Even to this day, the message of the Gospel is almost foolishness to some: it seems too simple, not enough, to confess sins to Jesus, ask for forgiveness, and invite him into your heart. The world teaches people to strive after money, power, and control, while God teaches service, forgiveness, and submission. But, as Paul said above, God's foolishness is far more powerful than man's wisdom-- one will get you temporary gain and much pain, while the other leads to eternal life. James says this about God's wisdom: "But the wisdom that comes from heaven is first of all pure; then peace-loving, considerate, submissive, full of mercy and good fruit, impartial and sincere." [James 3:17]
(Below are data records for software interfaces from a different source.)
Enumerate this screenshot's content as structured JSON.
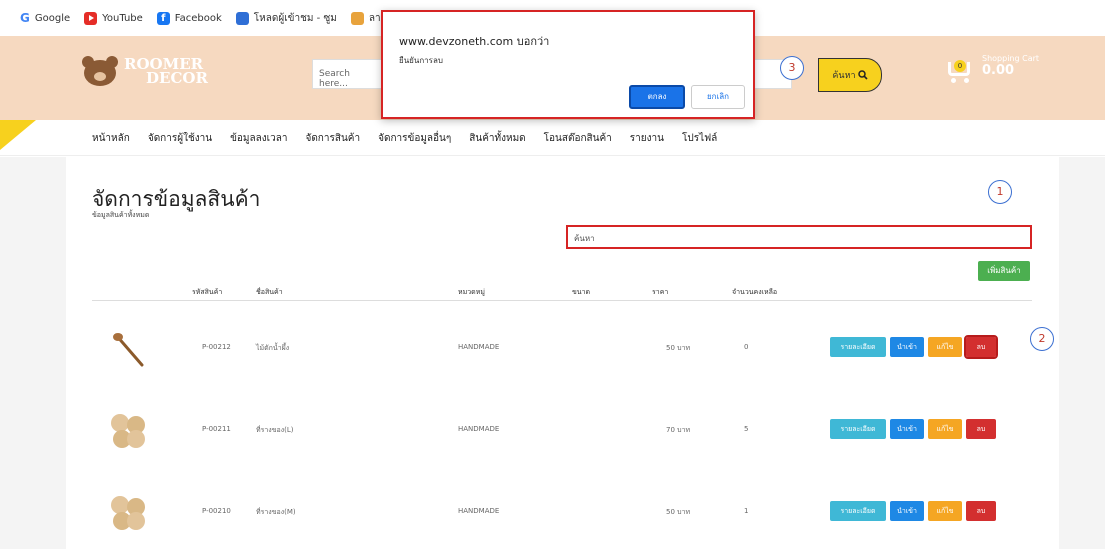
{
  "bookmarks": [
    {
      "label": "Google",
      "icon": "google-icon"
    },
    {
      "label": "YouTube",
      "icon": "youtube-icon"
    },
    {
      "label": "Facebook",
      "icon": "facebook-icon"
    },
    {
      "label": "โหลดผู้เข้าชม - ซูม",
      "icon": "site-icon"
    },
    {
      "label": "ลานน้ำ",
      "icon": "site-icon"
    }
  ],
  "header": {
    "logo_line1": "ROOMER",
    "logo_line2": "DECOR",
    "search_placeholder": "Search here...",
    "search_button": "ค้นหา",
    "cart_label": "Shopping Cart",
    "cart_total": "0.00",
    "cart_count": "0"
  },
  "nav": {
    "items": [
      "หน้าหลัก",
      "จัดการผู้ใช้งาน",
      "ข้อมูลลงเวลา",
      "จัดการสินค้า",
      "จัดการข้อมูลอื่นๆ",
      "สินค้าทั้งหมด",
      "โอนสต๊อกสินค้า",
      "รายงาน",
      "โปรไฟล์"
    ]
  },
  "page": {
    "title": "จัดการข้อมูลสินค้า",
    "subtitle": "ข้อมูลสินค้าทั้งหมด",
    "search_placeholder": "ค้นหา",
    "add_button": "เพิ่มสินค้า"
  },
  "table": {
    "columns": [
      "รหัสสินค้า",
      "ชื่อสินค้า",
      "หมวดหมู่",
      "ขนาด",
      "ราคา",
      "จำนวนคงเหลือ"
    ],
    "rows": [
      {
        "code": "P-00212",
        "name": "ไม้ตักน้ำผึ้ง",
        "category": "HANDMADE",
        "size": "",
        "price": "50 บาท",
        "stock": "0"
      },
      {
        "code": "P-00211",
        "name": "ที่รางของ(L)",
        "category": "HANDMADE",
        "size": "",
        "price": "70 บาท",
        "stock": "5"
      },
      {
        "code": "P-00210",
        "name": "ที่รางของ(M)",
        "category": "HANDMADE",
        "size": "",
        "price": "50 บาท",
        "stock": "1"
      }
    ],
    "actions": {
      "detail": "รายละเอียด",
      "import": "นำเข้า",
      "edit": "แก้ไข",
      "delete": "ลบ"
    }
  },
  "callouts": [
    "1",
    "2",
    "3"
  ],
  "dialog": {
    "title": "www.devzoneth.com บอกว่า",
    "message": "ยืนยันการลบ",
    "ok": "ตกลง",
    "cancel": "ยกเลิก"
  },
  "colors": {
    "header_bg": "#f6d9c0",
    "accent_yellow": "#f7d11e",
    "highlight_red": "#d62424",
    "btn_detail": "#3fb8d6",
    "btn_import": "#1e88e5",
    "btn_edit": "#f5a623",
    "btn_delete": "#d32f2f",
    "btn_add": "#4caf50"
  }
}
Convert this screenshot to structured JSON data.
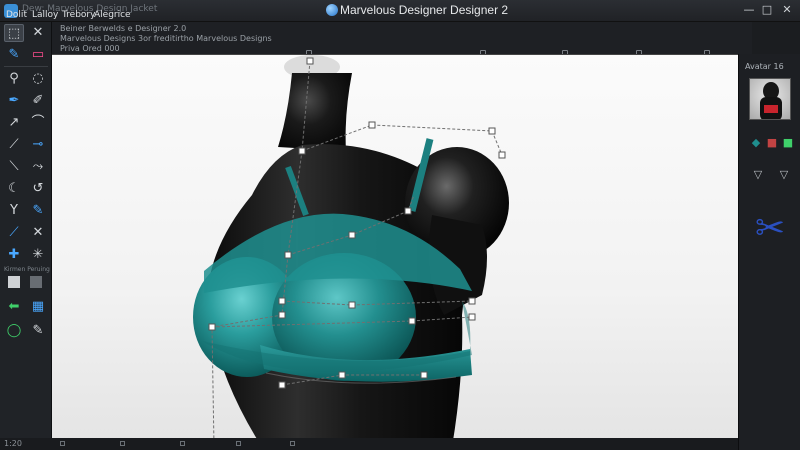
{
  "window": {
    "title": "Marvelous Designer Designer 2",
    "path": "Dew: Marvelous Design Jacket",
    "controls": [
      "—",
      "□",
      "✕"
    ]
  },
  "menu": {
    "items": [
      "Dolit",
      "Lalloy",
      "Trebory",
      "Alegrice"
    ]
  },
  "info": {
    "line1": "Beiner Berwelds e Designer 2.0",
    "line2": "Marvelous Designs 3or freditirtho Marvelous Designs",
    "line3": "Priva Ored 000"
  },
  "left_toolbar": {
    "caption1": "Kirmen Peruing"
  },
  "right_panel": {
    "header": "Avatar 16"
  },
  "statusbar": {
    "coord": "1:20"
  },
  "colors": {
    "garment": "#1f8e8e",
    "avatar": "#151515",
    "accent": "#3a8fd6"
  }
}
So, if wisdom is something we should have, how do we go about getting it? James reminds us to take the Solomonic route: "If any of you lacks wisdom, he should ask God, who gives generously to all without finding fault, and it will be given to him." [James 1:5] Paul, in his letter to the Philippians, said this: "And this is my prayer: that your love may abound more and more in knowledge and depth of insight, so that you may be able to discern what is best and may be pure and blameless until the day of Christ, filled with the fruit of righteousness that comes through Jesus Christ--to the glory and praise of God." [Philippians 1:9-11]
Wisdom is from God, and provides discernment as to what is Godly, what is merely human, and what comes from Satan. Wisdom is given to us through the Holy Spirit, as Paul says elsewhere: "To one there is given through the Spirit the message of wisdom, ..." [1 Corinthians 12:8a] We need wisdom more and more these days, as immoral behavior becomes the norm-- wisdom on how to deal with it in our lives, and wisdom as to how to oppose it.
We also need wisdom to deal with Satan's plans and schemes: "If you forgive anyone, I also forgive him. And what I have forgiven--if there was anything to forgive--I have forgiven in the sight of Christ for your sake, in order that Satan might not outwit us. For we are not unaware of his schemes." [2 Corinthians 2:10-11] Paul aware of Satan's schemes. With wisdom, so can you also be. Are you aware, or is Satan just some bad guy that you know that you need to resist, but don't know much beyond that? Pray for wisdom, pray for understanding, as God gives that.
Finally, Paul comments on how we can daily seek wisdom: "Therefore, I urge you, brothers, in view of God's mercy, to offer your bodies as living sacrifices, holy and pleasing to God--this is your spiritual act of worship. Do not conform any longer to the pattern of this world, but be transformed by the renewing of your mind. Then you will be able to test and approve what God's will is--his good, pleasing and perfect will." [Romans 12:1-2] By continually seeking after God, his word, and following his desires, we will be granted more and more wisdom to deal with his word, his will, and our lives.